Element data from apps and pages
┄┄┄┄┄┄

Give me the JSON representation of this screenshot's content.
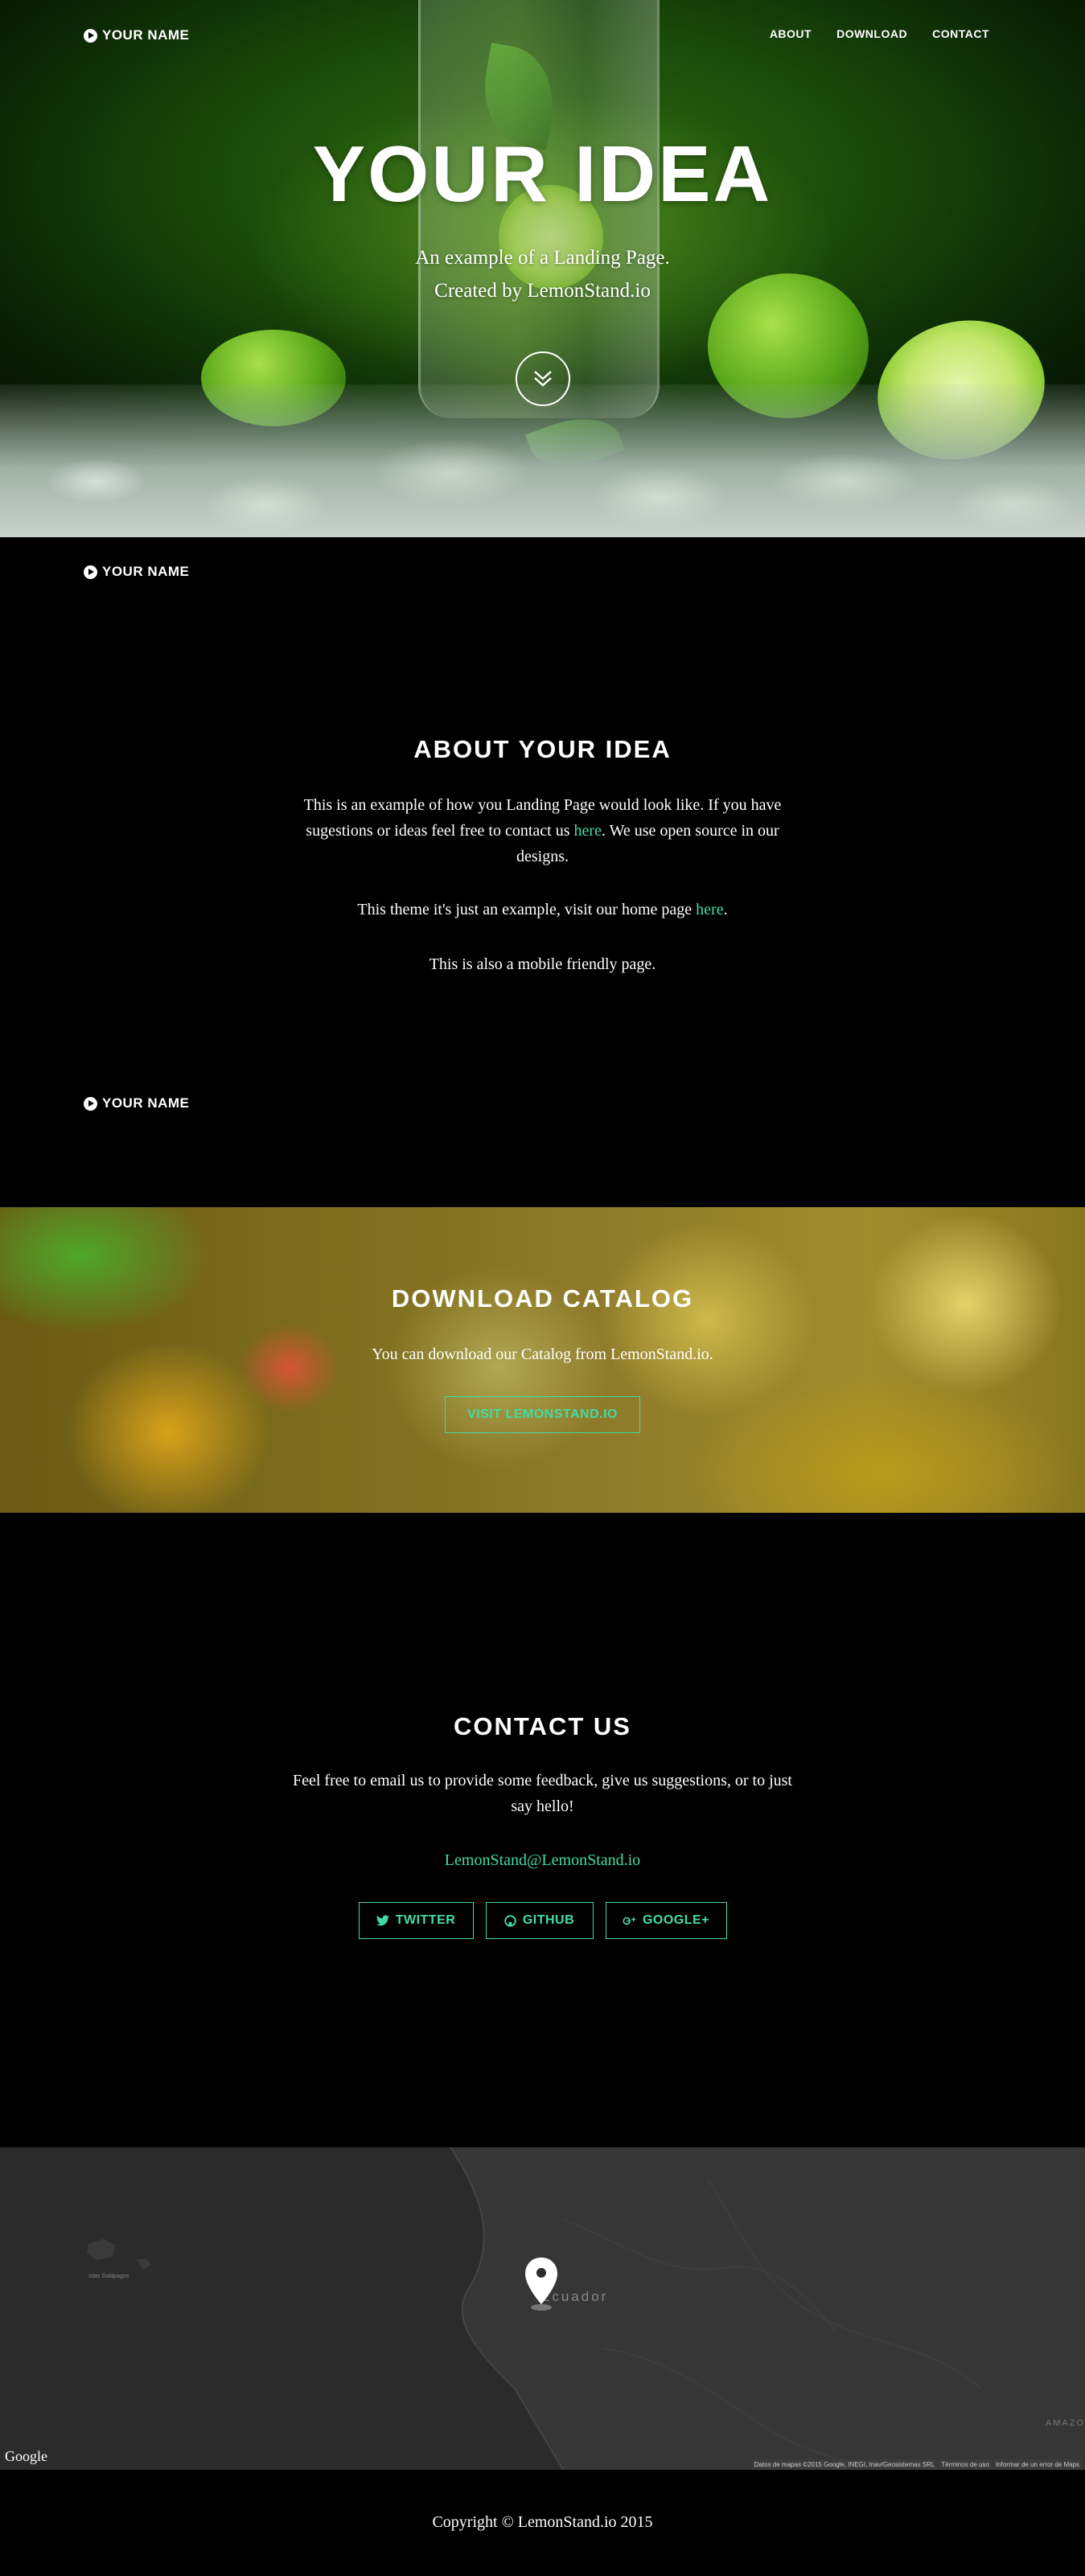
{
  "brand": {
    "name": "YOUR NAME"
  },
  "nav": {
    "links": [
      "ABOUT",
      "DOWNLOAD",
      "CONTACT"
    ]
  },
  "hero": {
    "title": "YOUR IDEA",
    "subtitle_line1": "An example of a Landing Page.",
    "subtitle_line2": "Created by LemonStand.io",
    "scroll_icon": "double-chevron-down-icon"
  },
  "about": {
    "heading": "ABOUT YOUR IDEA",
    "p1_part1": "This is an example of how you Landing Page would look like. If you have",
    "p1_part2": "sugestions or ideas feel free to contact us ",
    "p1_link": "here",
    "p1_part3": ". We use open source in our",
    "p1_part4": "designs.",
    "p2_text": "This theme it's just an example, visit our home page ",
    "p2_link": "here",
    "p2_end": ".",
    "p3": "This is also a mobile friendly page."
  },
  "download": {
    "heading": "DOWNLOAD CATALOG",
    "text": "You can download our Catalog from LemonStand.io.",
    "button": "VISIT LEMONSTAND.IO"
  },
  "contact": {
    "heading": "CONTACT US",
    "line1": "Feel free to email us to provide some feedback, give us suggestions, or to just",
    "line2": "say hello!",
    "email": "LemonStand@LemonStand.io",
    "buttons": [
      {
        "label": "TWITTER",
        "icon": "twitter-icon"
      },
      {
        "label": "GITHUB",
        "icon": "github-icon"
      },
      {
        "label": "GOOGLE+",
        "icon": "google-plus-icon"
      }
    ]
  },
  "map": {
    "country_label": "Ecuador",
    "island_label": "Islas Galápagos",
    "region_label": "AMAZO",
    "google_logo": "Google",
    "attribution": [
      "Datos de mapas ©2015 Google, INEGI, Inav/Geosistemas SRL",
      "Términos de uso",
      "Informar de un error de Maps"
    ]
  },
  "footer": {
    "copyright": "Copyright © LemonStand.io 2015"
  },
  "colors": {
    "accent": "#42dca3",
    "background": "#000000"
  }
}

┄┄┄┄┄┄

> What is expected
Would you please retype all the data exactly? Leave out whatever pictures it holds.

> Written reply
Give me the JSON representation of this screenshot's content.
{
  "brand": {
    "name": "YOUR NAME"
  },
  "nav": {
    "links": [
      "ABOUT",
      "DOWNLOAD",
      "CONTACT"
    ]
  },
  "hero": {
    "title": "YOUR IDEA",
    "subtitle_line1": "An example of a Landing Page.",
    "subtitle_line2": "Created by LemonStand.io",
    "scroll_icon": "double-chevron-down-icon"
  },
  "about": {
    "heading": "ABOUT YOUR IDEA",
    "p1_part1": "This is an example of how you Landing Page would look like. If you have",
    "p1_part2": "sugestions or ideas feel free to contact us ",
    "p1_link": "here",
    "p1_part3": ". We use open source in our",
    "p1_part4": "designs.",
    "p2_text": "This theme it's just an example, visit our home page ",
    "p2_link": "here",
    "p2_end": ".",
    "p3": "This is also a mobile friendly page."
  },
  "download": {
    "heading": "DOWNLOAD CATALOG",
    "text": "You can download our Catalog from LemonStand.io.",
    "button": "VISIT LEMONSTAND.IO"
  },
  "contact": {
    "heading": "CONTACT US",
    "line1": "Feel free to email us to provide some feedback, give us suggestions, or to just",
    "line2": "say hello!",
    "email": "LemonStand@LemonStand.io",
    "buttons": [
      {
        "label": "TWITTER",
        "icon": "twitter-icon"
      },
      {
        "label": "GITHUB",
        "icon": "github-icon"
      },
      {
        "label": "GOOGLE+",
        "icon": "google-plus-icon"
      }
    ]
  },
  "map": {
    "country_label": "Ecuador",
    "island_label": "Islas Galápagos",
    "region_label": "AMAZO",
    "google_logo": "Google",
    "attribution": [
      "Datos de mapas ©2015 Google, INEGI, Inav/Geosistemas SRL",
      "Términos de uso",
      "Informar de un error de Maps"
    ]
  },
  "footer": {
    "copyright": "Copyright © LemonStand.io 2015"
  },
  "colors": {
    "accent": "#42dca3",
    "background": "#000000"
  }
}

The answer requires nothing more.